I see advertisements reminding people to "clear your table to avoid a fine". While the intention is to reinforce a sense of ownership in people, to ensure they clear their tables after eating, is a fine really what it takes to inculcate a sense of responsibility and a habit of clearing trays?
At coffee shops and hawker centres, I am put off by the sight of birds flying in to eat the remaining scraps of what an irresponsible diner has left behind.
To add to that, it is sad to see frail senior citizens clearing these bowls and plates. Sometimes they do not get any smile or word of gratitude.
A month ago, I visited the McDonald's Kallang outlet. At McDonald's, there is an option to either pick up your food or have it served to you. This option itself is puzzling, especially so in a fast-food joint.
I was appalled to see an old woman, with hands trembling, serving food to an able-bodied young man. What does it say about us when we cannot even pick up our own food that is a couple of metres away?
Singaporeans need to understand the impact of their actions on those working in the food and beverage sector instead of just fearing a fine.
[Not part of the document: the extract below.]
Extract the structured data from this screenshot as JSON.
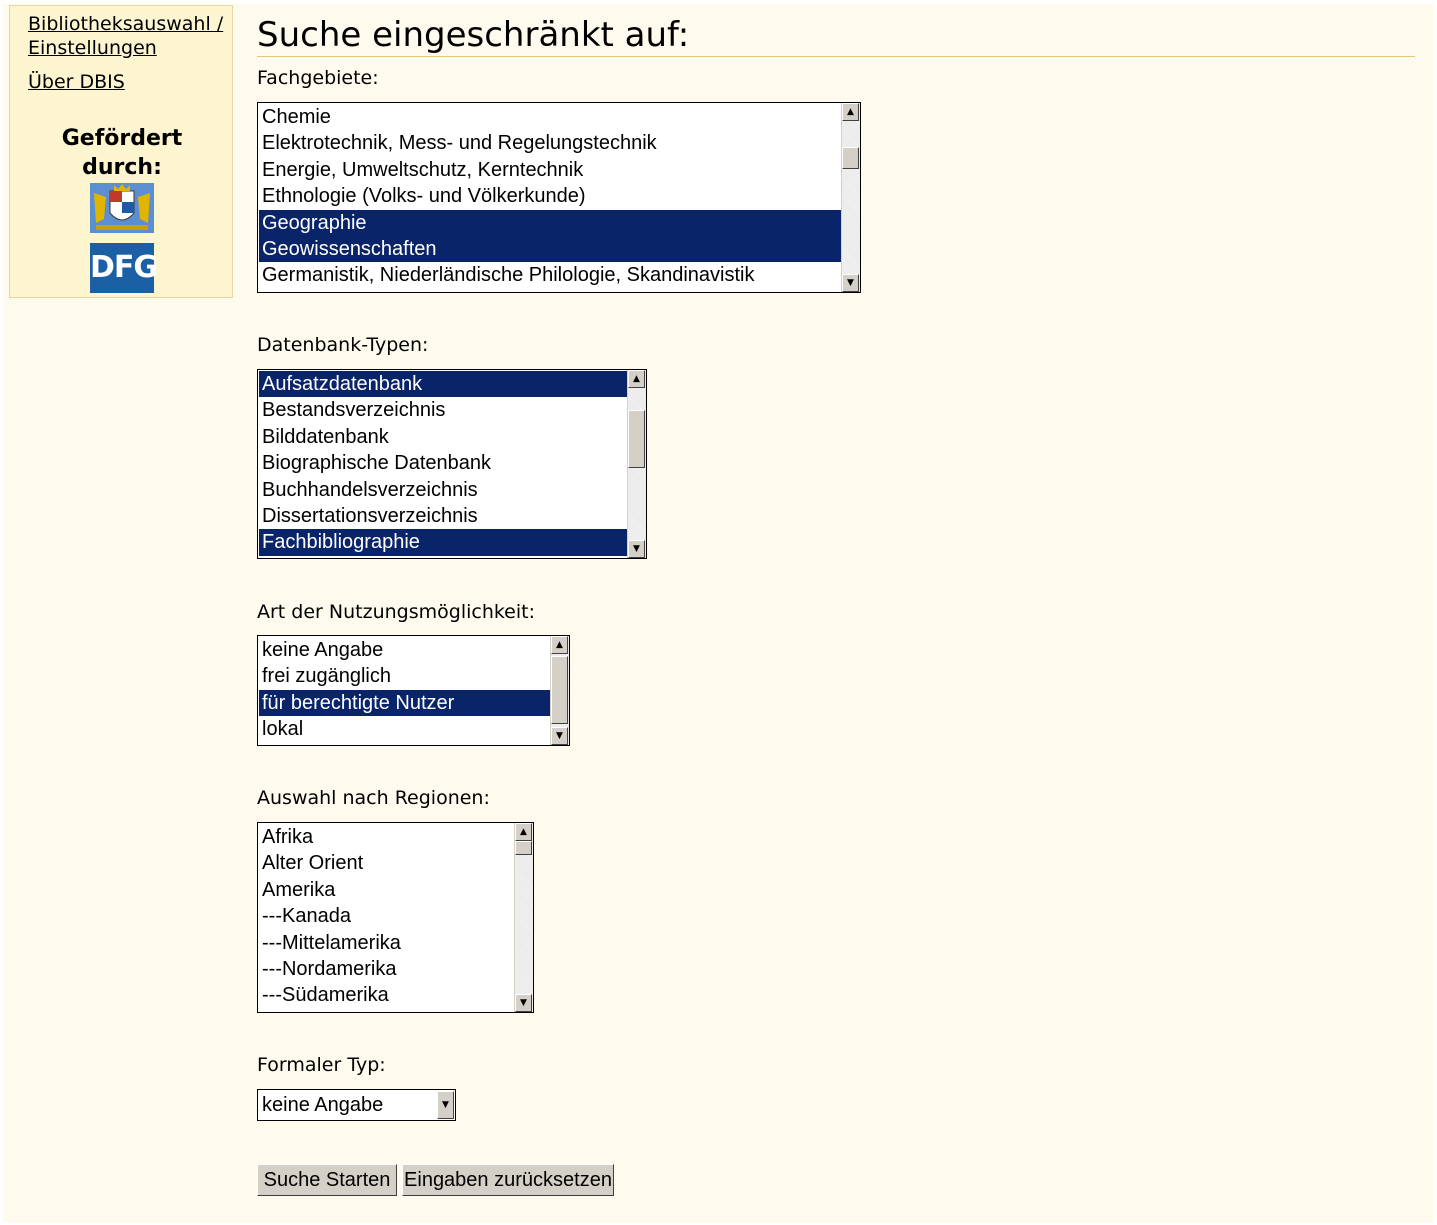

We know that these people are on their feet all day - clearing trays, taking orders, serving customers - and it is hard to see members of the ageing population toiling like this.
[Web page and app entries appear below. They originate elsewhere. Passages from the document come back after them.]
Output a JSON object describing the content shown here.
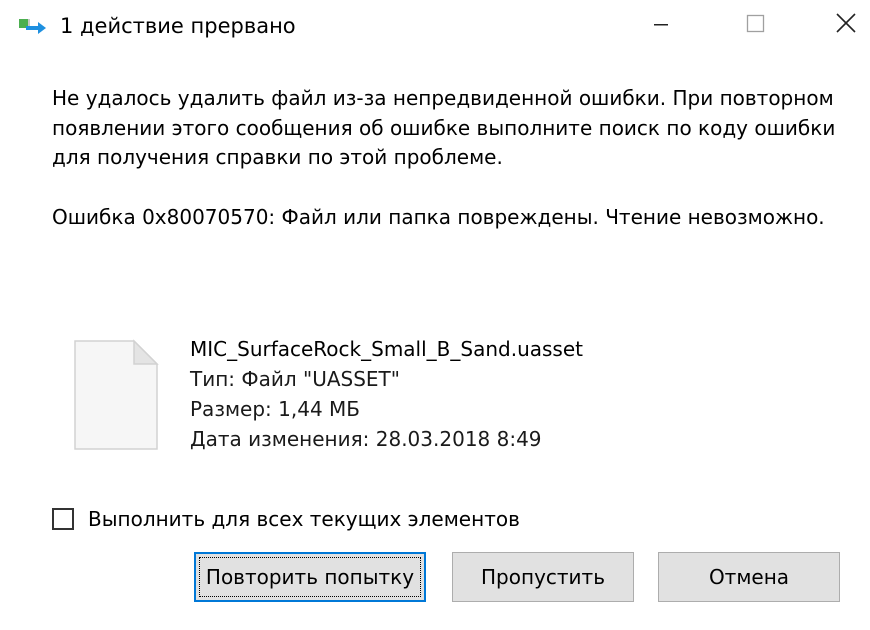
{
  "window": {
    "title": "1 действие прервано",
    "icon": "file-move-icon",
    "controls": [
      "minimize-icon",
      "maximize-icon",
      "close-icon"
    ]
  },
  "message": {
    "line1": "Не удалось удалить файл из-за непредвиденной ошибки. При повторном появлении этого сообщения об ошибке выполните поиск по коду ошибки для получения справки по этой проблеме.",
    "line2": "Ошибка 0x80070570: Файл или папка повреждены. Чтение невозможно."
  },
  "file": {
    "icon": "blank-file-icon",
    "name": "MIC_SurfaceRock_Small_B_Sand.uasset",
    "type": "Тип: Файл \"UASSET\"",
    "size": "Размер: 1,44 МБ",
    "modified": "Дата изменения: 28.03.2018 8:49"
  },
  "apply_all": {
    "label": "Выполнить для всех текущих элементов",
    "checked": false
  },
  "buttons": {
    "retry": "Повторить попытку",
    "skip": "Пропустить",
    "cancel": "Отмена"
  },
  "colors": {
    "focus_border": "#0078d7",
    "button_bg": "#e1e1e1",
    "button_border": "#adadad"
  }
}
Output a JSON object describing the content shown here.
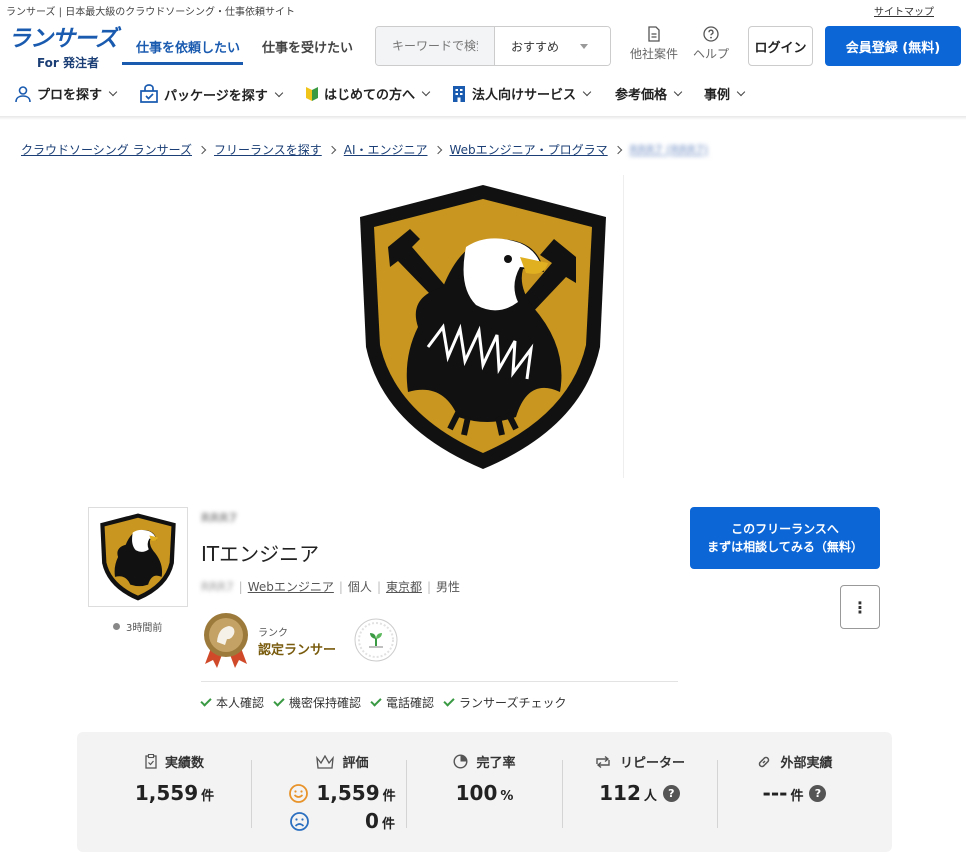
{
  "header": {
    "tagline": "ランサーズ | 日本最大級のクラウドソーシング・仕事依頼サイト",
    "sitemap": "サイトマップ",
    "logo_main": "ランサーズ",
    "logo_sub": "For 発注者",
    "tab_order": "仕事を依頼したい",
    "tab_work": "仕事を受けたい",
    "search_placeholder": "キーワードで検索",
    "search_select": "おすすめ",
    "other_projects": "他社案件",
    "help": "ヘルプ",
    "login": "ログイン",
    "signup": "会員登録 (無料)"
  },
  "nav": {
    "find_pro": "プロを探す",
    "find_package": "パッケージを探す",
    "beginners": "はじめての方へ",
    "corporate": "法人向けサービス",
    "price": "参考価格",
    "cases": "事例"
  },
  "breadcrumb": {
    "items": [
      "クラウドソーシング ランサーズ",
      "フリーランスを探す",
      "AI・エンジニア",
      "Webエンジニア・プログラマ"
    ],
    "current": "RRR7 (RRR7)"
  },
  "profile": {
    "username": "RRR7",
    "title": "ITエンジニア",
    "meta_id": "RRR7",
    "meta_category": "Webエンジニア",
    "meta_type": "個人",
    "meta_location": "東京都",
    "meta_gender": "男性",
    "online": "3時間前",
    "rank_label": "ランク",
    "rank_value": "認定ランサー",
    "verifications": [
      "本人確認",
      "機密保持確認",
      "電話確認",
      "ランサーズチェック"
    ],
    "cta_line1": "このフリーランスへ",
    "cta_line2": "まずは相談してみる（無料）",
    "more": "⋮"
  },
  "stats": {
    "jobs_label": "実績数",
    "jobs_value": "1,559",
    "jobs_unit": "件",
    "rating_label": "評価",
    "good_value": "1,559",
    "good_unit": "件",
    "bad_value": "0",
    "bad_unit": "件",
    "completion_label": "完了率",
    "completion_value": "100",
    "completion_unit": "%",
    "repeater_label": "リピーター",
    "repeater_value": "112",
    "repeater_unit": "人",
    "external_label": "外部実績",
    "external_value": "---",
    "external_unit": "件",
    "help_mark": "?"
  },
  "colors": {
    "brand": "#1a5bb0",
    "cta": "#0c66d6",
    "gold": "#c9961f"
  }
}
I question the impact these campaign ads will have on Singaporeans' habits.
Instead of making the financial impact of a fine the main deterrent of this campaign, we should focus on the empathy we need to have.
Real change happens not when we instil fear, but when we evoke empathy among people.